I love voting. It's your right and duty. So, having exercised my
democratic right, I slipped home to take in the results. Remote control
in hand, I sized up the choices. This was the real contest, not the one
between Tony Blair and William Hague but between the Dimblebys, Jonathan
It seemed wholly appropriate that ITV should have preceded its election
programme with a political version of Dennis Norden's tired show. Its
purpose-built studio of gleaming structures looked the part. A confident
Jonathan gave us the rundown of the night ahead. But this grey
hanger-like set soon gave way to the truth.
Sunderland was up first and it was only the absence of Stuart Hall that
convinced me it wasn't It's A Knockout. Sunderland shaved a fantastic
two minutes off its record-breaking time. We ran with the runners and
talked to the counters.

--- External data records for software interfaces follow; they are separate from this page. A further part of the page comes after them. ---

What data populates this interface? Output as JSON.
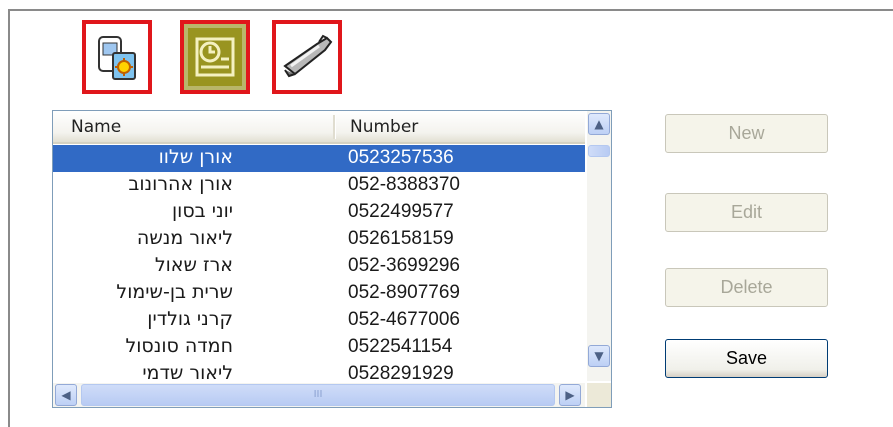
{
  "toolbar": {
    "icons": [
      {
        "name": "phone-sim-icon"
      },
      {
        "name": "calendar-clock-icon"
      },
      {
        "name": "mobile-phone-icon"
      }
    ]
  },
  "list": {
    "columns": [
      "Name",
      "Number"
    ],
    "rows": [
      {
        "name": "אורן שלוו",
        "number": "0523257536",
        "selected": true
      },
      {
        "name": "אורן אהרונוב",
        "number": "052-8388370"
      },
      {
        "name": "יוני בסון",
        "number": "0522499577"
      },
      {
        "name": "ליאור מנשה",
        "number": "0526158159"
      },
      {
        "name": "ארז שאול",
        "number": "052-3699296"
      },
      {
        "name": "שרית בן-שימול",
        "number": "052-8907769"
      },
      {
        "name": "קרני גולדין",
        "number": "052-4677006"
      },
      {
        "name": "חמדה סונסול",
        "number": "0522541154"
      },
      {
        "name": "ליאור שדמי",
        "number": "0528291929"
      }
    ],
    "hscroll_grip": "III"
  },
  "buttons": {
    "new": "New",
    "edit": "Edit",
    "delete": "Delete",
    "save": "Save"
  }
}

I needed some substance and pressed the
I'm straight into Michael Portillo kicking off with Paxman. Paxman had a
rolling panel of three MPs throughout the night, whom he bantered with

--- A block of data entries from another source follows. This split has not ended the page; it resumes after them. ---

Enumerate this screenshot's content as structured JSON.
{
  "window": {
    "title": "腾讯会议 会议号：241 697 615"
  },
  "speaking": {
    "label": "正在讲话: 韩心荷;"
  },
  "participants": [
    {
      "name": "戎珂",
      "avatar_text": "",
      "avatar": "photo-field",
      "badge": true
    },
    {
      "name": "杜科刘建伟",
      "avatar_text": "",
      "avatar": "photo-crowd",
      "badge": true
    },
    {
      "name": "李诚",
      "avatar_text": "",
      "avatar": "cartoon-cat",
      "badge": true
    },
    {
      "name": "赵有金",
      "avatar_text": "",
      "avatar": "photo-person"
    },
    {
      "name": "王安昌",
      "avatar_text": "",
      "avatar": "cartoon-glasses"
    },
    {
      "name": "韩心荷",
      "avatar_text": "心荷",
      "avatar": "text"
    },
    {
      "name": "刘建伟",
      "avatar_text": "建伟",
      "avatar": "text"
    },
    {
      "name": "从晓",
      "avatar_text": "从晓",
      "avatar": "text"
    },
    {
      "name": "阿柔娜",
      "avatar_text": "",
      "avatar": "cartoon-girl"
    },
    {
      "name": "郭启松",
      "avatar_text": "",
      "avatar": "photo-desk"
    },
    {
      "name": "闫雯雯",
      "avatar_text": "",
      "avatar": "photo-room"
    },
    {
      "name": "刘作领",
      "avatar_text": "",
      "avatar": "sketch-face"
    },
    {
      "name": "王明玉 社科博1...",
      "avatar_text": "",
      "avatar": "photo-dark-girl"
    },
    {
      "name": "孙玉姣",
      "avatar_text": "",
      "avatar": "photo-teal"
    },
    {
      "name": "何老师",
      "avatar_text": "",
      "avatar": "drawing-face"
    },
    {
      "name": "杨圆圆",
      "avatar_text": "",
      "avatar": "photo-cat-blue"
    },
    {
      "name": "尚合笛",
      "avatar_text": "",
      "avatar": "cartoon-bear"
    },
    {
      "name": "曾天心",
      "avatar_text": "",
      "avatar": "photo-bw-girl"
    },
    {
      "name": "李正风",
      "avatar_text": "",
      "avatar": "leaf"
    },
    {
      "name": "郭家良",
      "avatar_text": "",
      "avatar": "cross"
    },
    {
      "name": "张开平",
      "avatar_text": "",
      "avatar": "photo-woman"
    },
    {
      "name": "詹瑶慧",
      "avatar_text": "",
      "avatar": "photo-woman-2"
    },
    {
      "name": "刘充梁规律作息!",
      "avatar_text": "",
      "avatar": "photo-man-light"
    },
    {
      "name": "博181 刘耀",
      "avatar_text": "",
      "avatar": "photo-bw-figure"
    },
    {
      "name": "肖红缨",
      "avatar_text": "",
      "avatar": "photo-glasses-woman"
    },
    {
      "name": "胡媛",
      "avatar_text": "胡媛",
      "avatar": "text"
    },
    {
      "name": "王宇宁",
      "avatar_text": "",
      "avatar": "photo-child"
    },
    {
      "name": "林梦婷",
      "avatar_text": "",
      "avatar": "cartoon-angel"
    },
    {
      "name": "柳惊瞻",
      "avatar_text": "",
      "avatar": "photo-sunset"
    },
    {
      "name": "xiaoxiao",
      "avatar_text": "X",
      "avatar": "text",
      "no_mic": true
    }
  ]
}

and tortured at various intervals. He was a good foil for David Dimbleby
who had his own panel of three political experts to draw on.
Enter Peter Snow. He was rightly smug as he revealed his laser
swing-o-meter, an amazing radar that swung back and forth, changing
His virtual steps to Downing Street were too much. I felt scared for him
as they slid out and he prepared to run up them. Time for a change, what
was Dermot Monahan up to?
Dermot's swing-o-meter was pure Saturday night, come on down, Cilla.
A graphic 3D slide rule with the heads of Blair and Hague at either end,
which smiled or frowned depending on swing. Dermot's big trick was his
virtual reality. He was in the House of Commons as it filled up with MPs
then in Downing Street with an array of counting graphs. I was
Then we caught up with Katie Durham playing Anneka Rice, starting in
Scotland then flying to London. I felt sorry for Martin Bashir, who had
to stand outside the Tory Party headquarters all night.
I flicked back to the BBC and there I stayed. I wanted to hear about
politics and to watch lively debate. I could live without their annoying
"cafe" of celebrities but visits to it were rare. Overall, the
presentation was more accurate and the interviews more informative.
Ultimately, though, the winner is television. To watch democracy unfold
in your living room is precisely why I voted in the first place.
BBC's Vote 2001: The Verdict versus ITN's Election on ITV
Time 9.55pm to 6am
Ratings BBC averaged five million (36 per cent share). ITV averaged 2.3
million (17 per cent share)
Advertisers during ITV coverage included McDonald's, Norwich Union,
Dulux, NatWest, Citroen